November 09, 2012
Experimental Malaria Vaccine Falls Short
The world's first experimental malaria vaccine produced disappointing results in a large-scale test among African infants, raising questions about its potential for fighting the disease.
The vaccine, promoted as a new weapon in the malaria fight, reduced the risk of malaria by only 30 percent. The study involved more than 6,500 babies aged six to 12 weeks.
The results, released Friday, showed the vaccine providing less than half the protection it did in a previous smaller trial involving infants.

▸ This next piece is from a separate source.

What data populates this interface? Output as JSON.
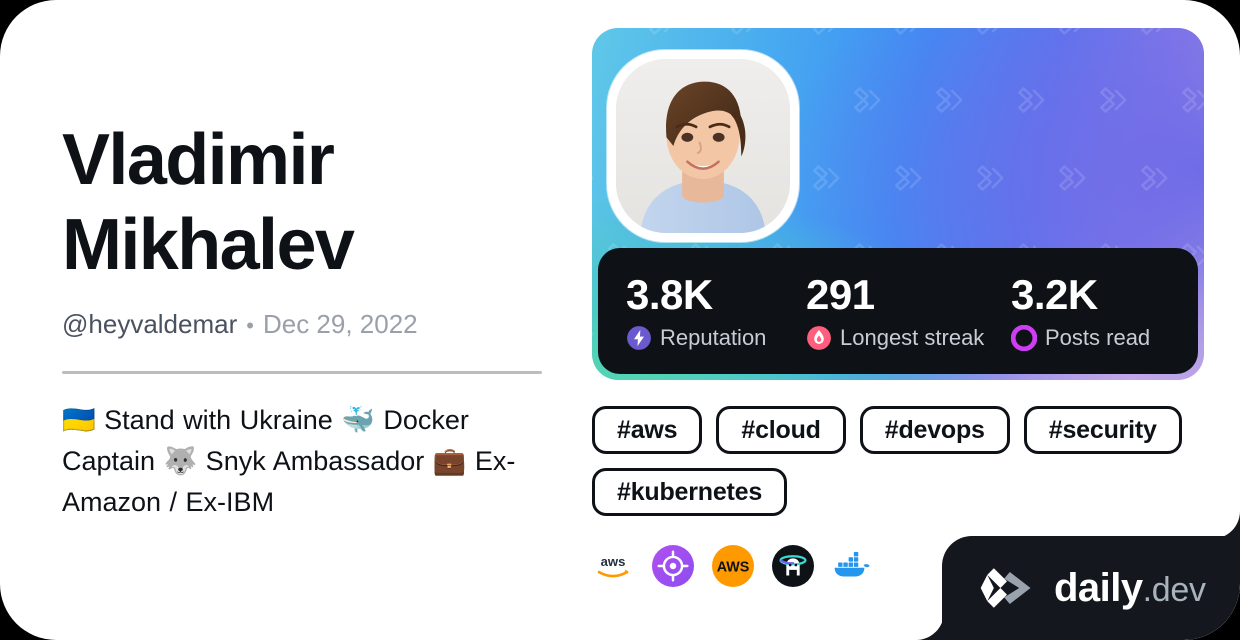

The report said the "modest protection" the vaccine, which is also known as RTS,S or Mosquirix, has been provided in this latest trial was also lower than the 50 percent reported last year among older children.
Dr. Jennifer Cohn, a doctor with Doctors Without Borders, told the Associated Press that the vaccine’s effectiveness was “unacceptably low.”
Vaccinating babies is seen as a more cost effective way of battling the disease since it could be added to the regimen of other infant vaccinations.
Billionaire Microsoft founder and philanthropist Bill Gates, whose foundation is helping fund the vaccine, said the effectiveness rate came back lower than hoped.
But the top British drug manufacturer developing the vaccine, GlaxoSmithKline (GSK), will continue its efforts. Chief executive Andrew Witty said the drugmaker remains convinced the vaccine has a role to play in tackling malaria.
“We’ve been at this for 30 years, and we’re certainly not going to give up now, he said during a conference call with reporters.
The company, which has invested $300 million in the drug, does not expect to profit from the drug, which will be sold only in poor countries.
“The results look bad now, but they will probably be worse later,” said Adrian Hill of Oxford University to the Associated Press.
The results were released during a conference in South Africa Friday as part of a continuing study that will end in 2014.
The World Health Organization estimates that more than 650,000 people die from the mosquito-borne illness each year. The vast majority are children in sub-Saharan Africa.